──────── THE RECORDS ────────
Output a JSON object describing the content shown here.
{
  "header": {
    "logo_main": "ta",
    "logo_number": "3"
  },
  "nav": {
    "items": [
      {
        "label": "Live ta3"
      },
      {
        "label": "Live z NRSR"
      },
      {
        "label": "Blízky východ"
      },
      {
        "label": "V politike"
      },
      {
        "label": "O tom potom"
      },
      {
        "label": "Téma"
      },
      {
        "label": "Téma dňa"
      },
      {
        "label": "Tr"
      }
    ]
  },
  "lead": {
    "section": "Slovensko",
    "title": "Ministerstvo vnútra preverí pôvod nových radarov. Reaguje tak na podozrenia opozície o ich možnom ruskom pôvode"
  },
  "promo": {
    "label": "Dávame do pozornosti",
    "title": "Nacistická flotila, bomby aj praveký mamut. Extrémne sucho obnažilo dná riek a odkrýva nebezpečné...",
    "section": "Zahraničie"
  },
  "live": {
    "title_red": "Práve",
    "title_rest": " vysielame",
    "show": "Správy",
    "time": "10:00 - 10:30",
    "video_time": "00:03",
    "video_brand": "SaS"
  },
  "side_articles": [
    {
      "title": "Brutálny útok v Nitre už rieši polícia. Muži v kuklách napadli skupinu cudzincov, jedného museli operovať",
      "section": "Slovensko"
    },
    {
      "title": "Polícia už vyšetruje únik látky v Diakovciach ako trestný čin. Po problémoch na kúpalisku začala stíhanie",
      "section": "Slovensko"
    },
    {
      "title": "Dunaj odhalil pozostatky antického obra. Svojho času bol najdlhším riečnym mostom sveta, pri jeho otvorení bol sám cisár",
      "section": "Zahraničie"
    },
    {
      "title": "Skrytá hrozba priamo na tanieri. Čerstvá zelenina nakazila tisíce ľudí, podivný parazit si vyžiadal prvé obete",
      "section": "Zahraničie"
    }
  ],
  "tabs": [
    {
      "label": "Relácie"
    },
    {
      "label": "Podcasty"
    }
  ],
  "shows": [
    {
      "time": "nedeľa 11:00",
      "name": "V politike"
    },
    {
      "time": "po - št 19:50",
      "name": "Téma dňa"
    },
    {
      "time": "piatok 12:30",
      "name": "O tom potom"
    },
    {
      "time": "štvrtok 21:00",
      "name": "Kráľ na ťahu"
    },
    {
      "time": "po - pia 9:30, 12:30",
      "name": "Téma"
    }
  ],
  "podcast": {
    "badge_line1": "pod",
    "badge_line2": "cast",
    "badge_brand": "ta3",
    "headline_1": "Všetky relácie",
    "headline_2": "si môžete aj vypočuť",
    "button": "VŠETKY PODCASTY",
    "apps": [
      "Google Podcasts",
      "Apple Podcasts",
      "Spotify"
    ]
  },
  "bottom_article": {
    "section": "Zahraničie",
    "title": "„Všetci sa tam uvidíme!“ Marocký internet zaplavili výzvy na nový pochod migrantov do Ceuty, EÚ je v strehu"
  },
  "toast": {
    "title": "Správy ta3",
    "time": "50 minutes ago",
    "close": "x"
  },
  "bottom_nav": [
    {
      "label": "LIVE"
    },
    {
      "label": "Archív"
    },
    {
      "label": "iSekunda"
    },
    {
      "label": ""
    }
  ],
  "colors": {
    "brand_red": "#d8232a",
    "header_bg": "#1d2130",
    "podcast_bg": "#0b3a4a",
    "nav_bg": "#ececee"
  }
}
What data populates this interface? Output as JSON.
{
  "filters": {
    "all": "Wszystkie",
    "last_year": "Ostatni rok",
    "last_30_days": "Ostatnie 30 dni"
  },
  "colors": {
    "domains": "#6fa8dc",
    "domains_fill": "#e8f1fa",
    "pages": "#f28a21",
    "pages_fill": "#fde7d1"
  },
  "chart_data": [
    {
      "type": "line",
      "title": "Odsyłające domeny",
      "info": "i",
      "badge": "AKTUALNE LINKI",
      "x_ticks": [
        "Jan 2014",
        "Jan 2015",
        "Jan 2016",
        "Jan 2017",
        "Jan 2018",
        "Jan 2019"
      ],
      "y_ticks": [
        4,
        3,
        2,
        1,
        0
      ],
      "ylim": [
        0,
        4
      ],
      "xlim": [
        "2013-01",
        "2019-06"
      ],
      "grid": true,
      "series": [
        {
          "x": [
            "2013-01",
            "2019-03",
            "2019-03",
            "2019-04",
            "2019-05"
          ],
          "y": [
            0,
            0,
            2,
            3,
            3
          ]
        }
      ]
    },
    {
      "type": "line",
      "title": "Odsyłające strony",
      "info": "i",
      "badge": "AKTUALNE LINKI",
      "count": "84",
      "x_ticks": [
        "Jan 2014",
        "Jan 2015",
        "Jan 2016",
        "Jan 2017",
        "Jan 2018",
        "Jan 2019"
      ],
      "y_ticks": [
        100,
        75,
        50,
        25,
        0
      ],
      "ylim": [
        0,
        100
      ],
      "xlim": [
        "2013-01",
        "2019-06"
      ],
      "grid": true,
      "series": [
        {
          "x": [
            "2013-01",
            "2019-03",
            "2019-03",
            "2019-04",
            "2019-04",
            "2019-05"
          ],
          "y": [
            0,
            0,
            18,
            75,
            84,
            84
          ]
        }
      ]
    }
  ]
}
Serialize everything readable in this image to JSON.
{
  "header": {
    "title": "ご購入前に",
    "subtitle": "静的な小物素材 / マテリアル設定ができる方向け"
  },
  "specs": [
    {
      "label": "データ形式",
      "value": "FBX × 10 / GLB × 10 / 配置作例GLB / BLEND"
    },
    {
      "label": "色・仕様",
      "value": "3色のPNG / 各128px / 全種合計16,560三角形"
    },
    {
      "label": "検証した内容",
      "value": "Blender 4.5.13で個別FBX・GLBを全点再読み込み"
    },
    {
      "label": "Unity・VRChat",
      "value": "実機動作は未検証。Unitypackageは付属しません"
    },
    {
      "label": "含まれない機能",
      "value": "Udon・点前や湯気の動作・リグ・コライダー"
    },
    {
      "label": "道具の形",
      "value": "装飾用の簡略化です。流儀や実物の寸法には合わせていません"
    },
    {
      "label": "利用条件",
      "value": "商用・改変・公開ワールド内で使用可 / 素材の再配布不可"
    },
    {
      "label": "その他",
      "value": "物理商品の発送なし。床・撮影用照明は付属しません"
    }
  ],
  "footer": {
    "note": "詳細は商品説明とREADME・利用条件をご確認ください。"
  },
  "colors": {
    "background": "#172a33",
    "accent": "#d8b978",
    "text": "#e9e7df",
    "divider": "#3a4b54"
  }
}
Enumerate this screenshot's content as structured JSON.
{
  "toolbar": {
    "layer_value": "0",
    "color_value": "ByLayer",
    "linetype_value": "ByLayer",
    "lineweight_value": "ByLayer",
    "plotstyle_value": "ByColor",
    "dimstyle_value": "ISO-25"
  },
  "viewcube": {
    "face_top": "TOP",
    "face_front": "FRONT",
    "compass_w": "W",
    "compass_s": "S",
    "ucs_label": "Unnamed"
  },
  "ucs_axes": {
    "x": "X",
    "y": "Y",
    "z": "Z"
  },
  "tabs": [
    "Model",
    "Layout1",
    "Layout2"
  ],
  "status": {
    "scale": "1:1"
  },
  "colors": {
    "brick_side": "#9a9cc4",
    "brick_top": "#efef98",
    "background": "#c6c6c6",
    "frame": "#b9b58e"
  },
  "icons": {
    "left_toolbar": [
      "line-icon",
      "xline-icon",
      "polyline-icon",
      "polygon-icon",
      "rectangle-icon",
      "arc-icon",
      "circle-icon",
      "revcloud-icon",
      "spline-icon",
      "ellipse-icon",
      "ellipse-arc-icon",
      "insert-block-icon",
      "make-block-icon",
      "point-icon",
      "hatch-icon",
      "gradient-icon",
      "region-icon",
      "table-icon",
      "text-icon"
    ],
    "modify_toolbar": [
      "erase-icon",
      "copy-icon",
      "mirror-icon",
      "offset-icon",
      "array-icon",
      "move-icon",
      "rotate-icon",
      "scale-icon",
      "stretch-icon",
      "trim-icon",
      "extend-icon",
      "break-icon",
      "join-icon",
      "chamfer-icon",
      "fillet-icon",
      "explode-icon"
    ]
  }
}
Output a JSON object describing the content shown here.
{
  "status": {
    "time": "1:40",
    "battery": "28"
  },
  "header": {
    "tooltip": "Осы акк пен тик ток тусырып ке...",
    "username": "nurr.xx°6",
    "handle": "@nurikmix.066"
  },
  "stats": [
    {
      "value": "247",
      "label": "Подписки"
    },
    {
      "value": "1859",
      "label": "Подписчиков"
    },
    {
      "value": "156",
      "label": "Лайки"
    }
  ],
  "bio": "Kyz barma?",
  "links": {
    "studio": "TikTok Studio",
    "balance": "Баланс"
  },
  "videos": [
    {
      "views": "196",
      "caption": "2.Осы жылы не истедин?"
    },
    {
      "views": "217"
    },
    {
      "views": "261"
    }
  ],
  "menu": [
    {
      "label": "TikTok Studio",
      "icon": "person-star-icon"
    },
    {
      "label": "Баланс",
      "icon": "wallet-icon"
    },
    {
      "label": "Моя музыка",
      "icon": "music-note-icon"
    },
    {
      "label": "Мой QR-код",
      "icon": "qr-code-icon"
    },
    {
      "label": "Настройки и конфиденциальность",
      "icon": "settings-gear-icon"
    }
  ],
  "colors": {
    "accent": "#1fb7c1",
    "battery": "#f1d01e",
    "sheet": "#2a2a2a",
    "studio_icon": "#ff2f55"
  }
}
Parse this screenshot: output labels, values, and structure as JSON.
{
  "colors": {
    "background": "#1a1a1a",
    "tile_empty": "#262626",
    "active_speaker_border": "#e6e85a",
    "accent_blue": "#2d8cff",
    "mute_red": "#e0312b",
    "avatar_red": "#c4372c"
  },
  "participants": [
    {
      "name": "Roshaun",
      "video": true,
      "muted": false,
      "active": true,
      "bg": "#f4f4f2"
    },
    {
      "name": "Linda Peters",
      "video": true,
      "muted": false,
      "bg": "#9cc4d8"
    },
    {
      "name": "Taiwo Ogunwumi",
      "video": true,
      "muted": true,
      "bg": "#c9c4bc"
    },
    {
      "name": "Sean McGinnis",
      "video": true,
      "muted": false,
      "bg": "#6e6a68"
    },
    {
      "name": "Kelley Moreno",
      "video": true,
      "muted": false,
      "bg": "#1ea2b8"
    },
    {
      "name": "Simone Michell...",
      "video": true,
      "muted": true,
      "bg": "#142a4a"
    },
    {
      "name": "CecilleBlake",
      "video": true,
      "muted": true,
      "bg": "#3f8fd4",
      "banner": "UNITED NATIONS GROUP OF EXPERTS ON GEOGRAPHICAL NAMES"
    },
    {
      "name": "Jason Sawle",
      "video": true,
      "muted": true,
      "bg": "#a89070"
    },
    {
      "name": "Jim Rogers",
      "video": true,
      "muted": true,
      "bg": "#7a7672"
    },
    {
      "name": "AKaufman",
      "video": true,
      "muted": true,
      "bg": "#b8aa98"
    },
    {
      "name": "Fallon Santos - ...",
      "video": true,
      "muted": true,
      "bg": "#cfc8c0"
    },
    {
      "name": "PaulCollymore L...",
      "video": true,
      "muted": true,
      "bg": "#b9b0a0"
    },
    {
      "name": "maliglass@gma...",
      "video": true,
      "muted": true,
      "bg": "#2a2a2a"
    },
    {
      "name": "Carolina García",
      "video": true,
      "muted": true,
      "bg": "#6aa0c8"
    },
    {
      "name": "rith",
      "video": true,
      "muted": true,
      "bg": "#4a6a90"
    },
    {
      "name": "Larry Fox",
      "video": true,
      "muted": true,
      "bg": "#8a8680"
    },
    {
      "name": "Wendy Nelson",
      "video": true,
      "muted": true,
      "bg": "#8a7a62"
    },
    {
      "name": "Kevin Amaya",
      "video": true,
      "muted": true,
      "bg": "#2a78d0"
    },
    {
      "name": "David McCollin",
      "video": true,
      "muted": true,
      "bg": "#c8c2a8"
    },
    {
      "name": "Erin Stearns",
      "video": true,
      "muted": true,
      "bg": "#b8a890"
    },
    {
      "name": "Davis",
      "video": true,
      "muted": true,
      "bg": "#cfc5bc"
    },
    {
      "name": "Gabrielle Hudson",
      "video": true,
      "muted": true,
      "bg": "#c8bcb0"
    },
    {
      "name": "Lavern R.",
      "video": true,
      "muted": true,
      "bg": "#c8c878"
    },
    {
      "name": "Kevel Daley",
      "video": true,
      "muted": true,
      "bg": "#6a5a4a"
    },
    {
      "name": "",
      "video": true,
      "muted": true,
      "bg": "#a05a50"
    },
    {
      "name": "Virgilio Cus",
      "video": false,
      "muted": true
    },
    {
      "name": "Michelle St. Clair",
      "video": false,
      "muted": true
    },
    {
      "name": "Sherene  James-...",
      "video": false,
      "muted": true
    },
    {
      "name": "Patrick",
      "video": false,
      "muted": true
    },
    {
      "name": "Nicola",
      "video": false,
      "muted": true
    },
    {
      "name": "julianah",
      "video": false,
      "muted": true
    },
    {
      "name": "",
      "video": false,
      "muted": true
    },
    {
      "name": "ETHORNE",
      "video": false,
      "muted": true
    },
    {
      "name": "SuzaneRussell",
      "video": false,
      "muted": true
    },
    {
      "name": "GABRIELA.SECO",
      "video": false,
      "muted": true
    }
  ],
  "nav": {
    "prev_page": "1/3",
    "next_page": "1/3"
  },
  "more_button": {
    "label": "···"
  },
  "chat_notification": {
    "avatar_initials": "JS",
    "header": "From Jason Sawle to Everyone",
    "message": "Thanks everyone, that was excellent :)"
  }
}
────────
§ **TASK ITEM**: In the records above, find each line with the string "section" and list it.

§ **EXERCISE RESULT**:
    "section": "Slovensko",
    "section": "Zahraničie"
      "section": "Slovensko"
      "section": "Slovensko"
      "section": "Zahraničie"
      "section": "Zahraničie"
    "section": "Zahraničie",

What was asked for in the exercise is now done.